Whether lockdown has been good to you or you’ve struggled in a coronavirus world, it’s fair to say 2020 has been a strange one.
But one artist is seeking solace by turning to mandalas, which aim to heal through art.
In much the same way that adult colouring books have seen a huge surge in popularity recently, creating mandalas helps people to forget their troubles while also improving motor skills and vision by requiring the two hemispheres of the brain to communicate and consequently sharpening logic skills with the challenge of staying inside the lines.
Chatting exclusively to Uspire, Leicester resident Olivia Mendoza spoke about her ‘Oasis in the Chaos’ project and how it came to fruition.
Olivia said: “The beginning of lockdown felt utterly overwhelming.
“The relentless reporting of death rates in Italy and Spain and how it was coming for the UK too, this weird dichotomy of inevitable and uncertain.
“It was confusing, scary and the news and social media made it feel extremely chaotic.”
She continued: “My art practises have always been about silencing negative thought patterns and finding the stillness within, so amidst the chaos of coronavirus it felt really important to me to continue my own practise and share it with others.
“The name ‘Oasis in the Chaos’ just came to me, I didn’t overthink it. It was literally about finding some space and peace amidst the pandemic mayhem.”
Quizzed about what mandalas mean to her, Olivia explained the methodical approach of drawing one is a meditative practise which can help shut out both inside and outside noise as people get lost in the beautifully intricate and hypnotic patterns.

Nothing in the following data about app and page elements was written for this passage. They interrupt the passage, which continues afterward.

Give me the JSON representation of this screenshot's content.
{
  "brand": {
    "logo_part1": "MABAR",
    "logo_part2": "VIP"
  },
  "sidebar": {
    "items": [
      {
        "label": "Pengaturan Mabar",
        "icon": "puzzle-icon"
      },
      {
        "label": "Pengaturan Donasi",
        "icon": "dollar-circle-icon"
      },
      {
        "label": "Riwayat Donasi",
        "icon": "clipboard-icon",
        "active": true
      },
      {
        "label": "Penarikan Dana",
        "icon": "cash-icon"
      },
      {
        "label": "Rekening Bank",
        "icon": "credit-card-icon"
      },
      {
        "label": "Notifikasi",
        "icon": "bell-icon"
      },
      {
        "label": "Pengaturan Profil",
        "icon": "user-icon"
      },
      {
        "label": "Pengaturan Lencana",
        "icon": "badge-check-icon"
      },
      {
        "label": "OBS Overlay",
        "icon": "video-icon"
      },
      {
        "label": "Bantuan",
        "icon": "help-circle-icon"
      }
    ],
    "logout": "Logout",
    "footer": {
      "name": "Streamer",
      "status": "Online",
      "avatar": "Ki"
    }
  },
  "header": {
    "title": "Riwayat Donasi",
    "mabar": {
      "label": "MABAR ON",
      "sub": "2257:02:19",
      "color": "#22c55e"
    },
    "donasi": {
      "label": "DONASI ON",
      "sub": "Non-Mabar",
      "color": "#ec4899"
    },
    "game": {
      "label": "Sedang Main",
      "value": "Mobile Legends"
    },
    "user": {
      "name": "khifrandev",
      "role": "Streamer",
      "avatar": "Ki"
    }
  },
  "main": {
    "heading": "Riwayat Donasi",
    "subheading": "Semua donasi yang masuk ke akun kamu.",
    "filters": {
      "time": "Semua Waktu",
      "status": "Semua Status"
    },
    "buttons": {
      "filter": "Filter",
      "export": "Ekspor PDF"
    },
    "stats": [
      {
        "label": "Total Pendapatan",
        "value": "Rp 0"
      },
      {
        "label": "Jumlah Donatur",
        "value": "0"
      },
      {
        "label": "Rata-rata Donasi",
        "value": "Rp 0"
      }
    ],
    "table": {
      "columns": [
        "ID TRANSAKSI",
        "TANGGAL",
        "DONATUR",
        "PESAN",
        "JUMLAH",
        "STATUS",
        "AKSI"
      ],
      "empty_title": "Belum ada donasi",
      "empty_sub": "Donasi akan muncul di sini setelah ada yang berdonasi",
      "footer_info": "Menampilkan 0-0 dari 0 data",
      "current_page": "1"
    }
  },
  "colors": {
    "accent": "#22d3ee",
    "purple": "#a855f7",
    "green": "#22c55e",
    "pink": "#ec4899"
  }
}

Olivia said: “They are created by a series of seemingly random but repetitive lines, loops, swirls and dots. What initially appears as just a doodle unfolds into a gorgeous kaleidoscopic, symmetrical pattern.
“Tiny imperfections don’t matter as when viewed as a whole, it looks perfect. It seems to create order amidst chaos and transforms frustration into relaxation.
“It really is a magical process.”
With a background in face-painting and alcohol ink craftsmanship, switching practises during a time of uncertainty was daunting even for someone with artistic genes.
And Olivia revealed that even when a new idea arrives, it’s not always easy to implement.
She continued: “I’ve been told by a friend who knows about spirituality that I am ‘high fire’. In that, I am frequently flooded with so many ideas but actually seeing them through is another story. I love ideas, but implementation can be hard and requires perseverance.
“There is always an obstacle I didn’t foresee or a new skill that needs to be learned. I could allow these to defeat me, and often come close to giving up, but my mantras of ‘keep going’ and ‘perseverance furthers’ (from I Ching philosophy) help me stay focused.
“I have an amazing support network of other self-employed women who always cheer me on, and I aim to practise self-compassion and gentleness with myself.
“Not everything goes according to plan or gets finished in the time I think it should, but I’m learning that that’s okay.”
While someone who excels at putting pen to paper may adapt easily to new projects, we asked Olivia how she’d encourage people who feel they’re not gifted to get involved.
This colourful creator is adamant that anyone and everyone can draw a mandala!
Olivia said: “I promise. It’s essentially just a series of lines repeated, so I would encourage everyone to have a go.
“It’s such a relaxing and wondrous process, and you will be amazed by the results. People who don’t consider themselves creative always adore the practise once I’ve shown them how. It’s meditation and art all in one, so you get to relax and create at the same time.”
Olivia said that being in quarantine with her chronically ill mother, while undertaking all care needs as they had to cancel external carers at the beginning of the pandemic, has taken its toll emotionally with the experience being overwhelming and exhausting.
She confided: “I haven’t had the mental capacity or head space to explore other forms of creative art in my studio. Making my mandalas, however, has been the perfect antidote to all this upheaval and displacement. It’s kept me creating gently and kept me grounded.
“I can draw whilst cocooned in my bedroom, surrounded by my indoor jungle of plants and pink walls. I have seen how creating art can really be a comfort. It doesn’t always have to be about creating an end product or an exploration of something deeper.”
Now, Olivia is hoping other people will get involved – whether alone, with a friend, or even with the kids – by simply visiting Art To Heart to download a template.
You can also visit Olivia’s YouTube channel to see her in action and watch tutorials.
With incredible success stories from people who have tried the practise – including feedback saying “it really does provide an oasis in the chaos” and parents noticing that colouring-in the mandalas has improved their kids’ concentration – what’s not to love.
If you’re still not sure, remember the old saying ‘it’s the taking part that counts’, as art is clinically proven to impact the immune system by reducing stress and elevating mood.
So, grant yourself a timeout and relieve the monotony of lockdown with something new, then share your creations online with the tags #oasisinthechaos and #artothearthealing.
Good luck, and happy de-stressing!
For more info and inspo, check out Olivia on Instagram: Art To Heart.